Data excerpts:

+ + + + +

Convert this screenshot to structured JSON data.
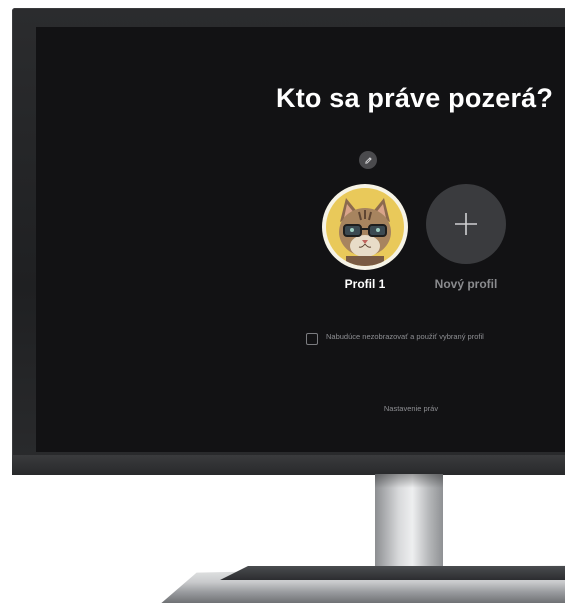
{
  "screen": {
    "title": "Kto sa práve pozerá?",
    "profiles": [
      {
        "label": "Profil 1",
        "avatar": "cat-with-glasses-avatar"
      }
    ],
    "new_profile_label": "Nový profil",
    "new_profile_icon": "plus-icon",
    "edit_icon": "pencil-icon",
    "remember_checkbox": {
      "label": "Nabudúce nezobrazovať a použiť vybraný profil",
      "checked": false
    },
    "settings_link": "Nastavenie práv"
  },
  "colors": {
    "screen_bg": "#121214",
    "avatar_bg": "#e9c95a",
    "add_button_bg": "#3a3b3e",
    "text_primary": "#ffffff",
    "text_muted": "#8e8f93"
  }
}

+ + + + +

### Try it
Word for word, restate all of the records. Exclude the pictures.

### Output for this task
Convert this screenshot to structured JSON data.
{
  "screen": {
    "title": "Kto sa práve pozerá?",
    "profiles": [
      {
        "label": "Profil 1",
        "avatar": "cat-with-glasses-avatar"
      }
    ],
    "new_profile_label": "Nový profil",
    "new_profile_icon": "plus-icon",
    "edit_icon": "pencil-icon",
    "remember_checkbox": {
      "label": "Nabudúce nezobrazovať a použiť vybraný profil",
      "checked": false
    },
    "settings_link": "Nastavenie práv"
  },
  "colors": {
    "screen_bg": "#121214",
    "avatar_bg": "#e9c95a",
    "add_button_bg": "#3a3b3e",
    "text_primary": "#ffffff",
    "text_muted": "#8e8f93"
  }
}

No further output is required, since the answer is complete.